The reply should contain all the data below, repeated exactly, and none of the images.

───

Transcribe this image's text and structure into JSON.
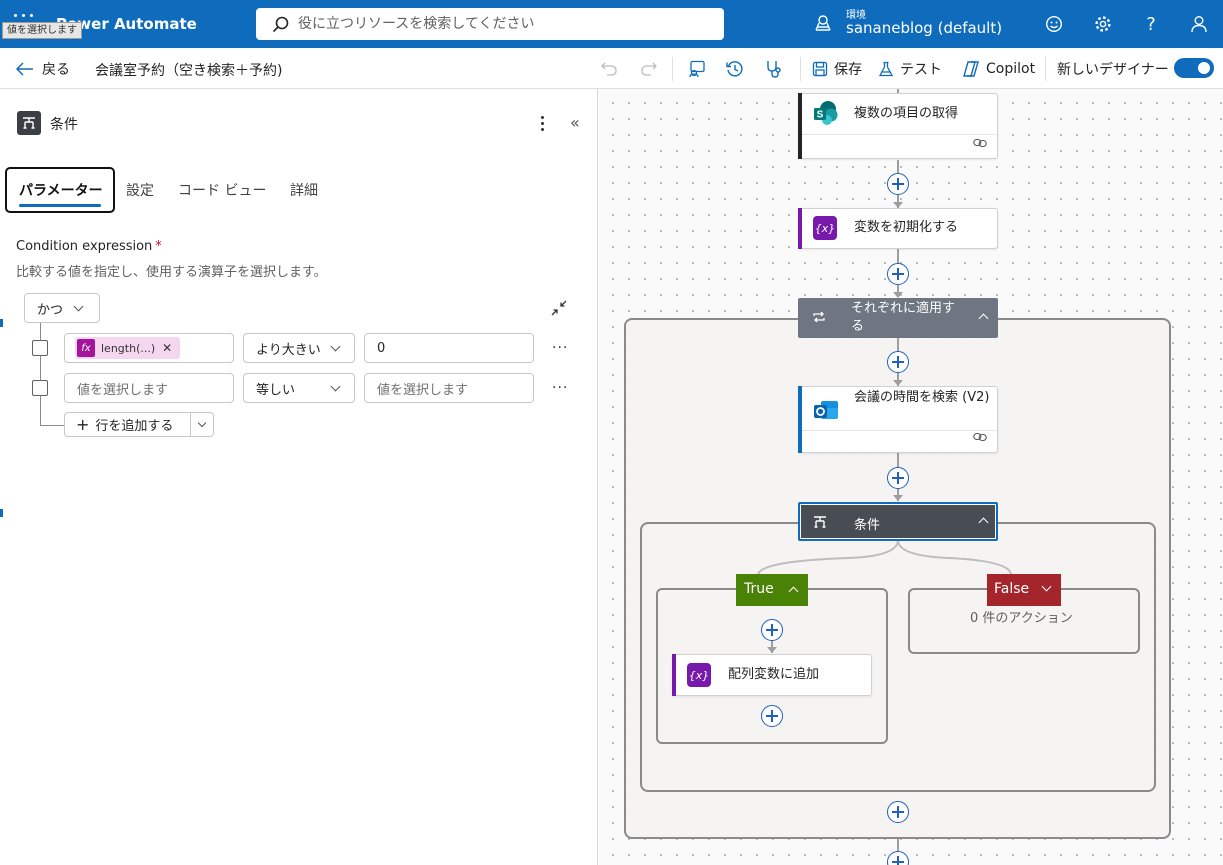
{
  "app": {
    "title": "Power Automate",
    "tooltip": "値を選択します",
    "search_placeholder": "役に立つリソースを検索してください",
    "env_label": "環境",
    "env_name": "sananeblog (default)"
  },
  "icons": {
    "top": [
      "environment-icon",
      "feedback-smiley-icon",
      "settings-gear-icon",
      "help-icon",
      "account-icon"
    ],
    "command": [
      "undo-icon",
      "redo-icon",
      "flow-checker-icon",
      "history-icon",
      "health-icon"
    ]
  },
  "commandbar": {
    "back": "戻る",
    "flow_name": "会議室予約（空き検索＋予約)",
    "save": "保存",
    "test": "テスト",
    "copilot": "Copilot",
    "new_designer": "新しいデザイナー",
    "new_designer_on": true
  },
  "panel": {
    "title": "条件",
    "tabs": [
      "パラメーター",
      "設定",
      "コード ビュー",
      "詳細"
    ],
    "active_tab": 0,
    "condition_label": "Condition expression",
    "required_mark": "*",
    "condition_desc": "比較する値を指定し、使用する演算子を選択します。",
    "group_operator": "かつ",
    "rows": [
      {
        "left_token": "length(...)",
        "left_placeholder": "",
        "operator": "より大きい",
        "right_value": "0",
        "right_placeholder": ""
      },
      {
        "left_token": "",
        "left_placeholder": "値を選択します",
        "operator": "等しい",
        "right_value": "",
        "right_placeholder": "値を選択します"
      }
    ],
    "add_row": "行を追加する",
    "more": "···"
  },
  "canvas": {
    "steps": {
      "get_items": "複数の項目の取得",
      "init_var": "変数を初期化する",
      "apply_each": "それぞれに適用する",
      "find_meeting_times": "会議の時間を検索 (V2)",
      "condition": "条件",
      "append_array": "配列変数に追加"
    },
    "branches": {
      "true_label": "True",
      "false_label": "False",
      "false_empty": "0 件のアクション"
    }
  },
  "colors": {
    "brand_blue": "#0f6cbd",
    "variable_purple": "#7719aa",
    "condition_dark": "#484c53",
    "true_green": "#498205",
    "false_red": "#a4262c",
    "apply_each_gray": "#6e7681"
  }
}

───

## FINISHED EXERCISE
Transcribe this image's text and structure into JSON.
{
  "app": {
    "title": "Power Automate",
    "tooltip": "値を選択します",
    "search_placeholder": "役に立つリソースを検索してください",
    "env_label": "環境",
    "env_name": "sananeblog (default)"
  },
  "icons": {
    "top": [
      "environment-icon",
      "feedback-smiley-icon",
      "settings-gear-icon",
      "help-icon",
      "account-icon"
    ],
    "command": [
      "undo-icon",
      "redo-icon",
      "flow-checker-icon",
      "history-icon",
      "health-icon"
    ]
  },
  "commandbar": {
    "back": "戻る",
    "flow_name": "会議室予約（空き検索＋予約)",
    "save": "保存",
    "test": "テスト",
    "copilot": "Copilot",
    "new_designer": "新しいデザイナー",
    "new_designer_on": true
  },
  "panel": {
    "title": "条件",
    "tabs": [
      "パラメーター",
      "設定",
      "コード ビュー",
      "詳細"
    ],
    "active_tab": 0,
    "condition_label": "Condition expression",
    "required_mark": "*",
    "condition_desc": "比較する値を指定し、使用する演算子を選択します。",
    "group_operator": "かつ",
    "rows": [
      {
        "left_token": "length(...)",
        "left_placeholder": "",
        "operator": "より大きい",
        "right_value": "0",
        "right_placeholder": ""
      },
      {
        "left_token": "",
        "left_placeholder": "値を選択します",
        "operator": "等しい",
        "right_value": "",
        "right_placeholder": "値を選択します"
      }
    ],
    "add_row": "行を追加する",
    "more": "···"
  },
  "canvas": {
    "steps": {
      "get_items": "複数の項目の取得",
      "init_var": "変数を初期化する",
      "apply_each": "それぞれに適用する",
      "find_meeting_times": "会議の時間を検索 (V2)",
      "condition": "条件",
      "append_array": "配列変数に追加"
    },
    "branches": {
      "true_label": "True",
      "false_label": "False",
      "false_empty": "0 件のアクション"
    }
  },
  "colors": {
    "brand_blue": "#0f6cbd",
    "variable_purple": "#7719aa",
    "condition_dark": "#484c53",
    "true_green": "#498205",
    "false_red": "#a4262c",
    "apply_each_gray": "#6e7681"
  }
}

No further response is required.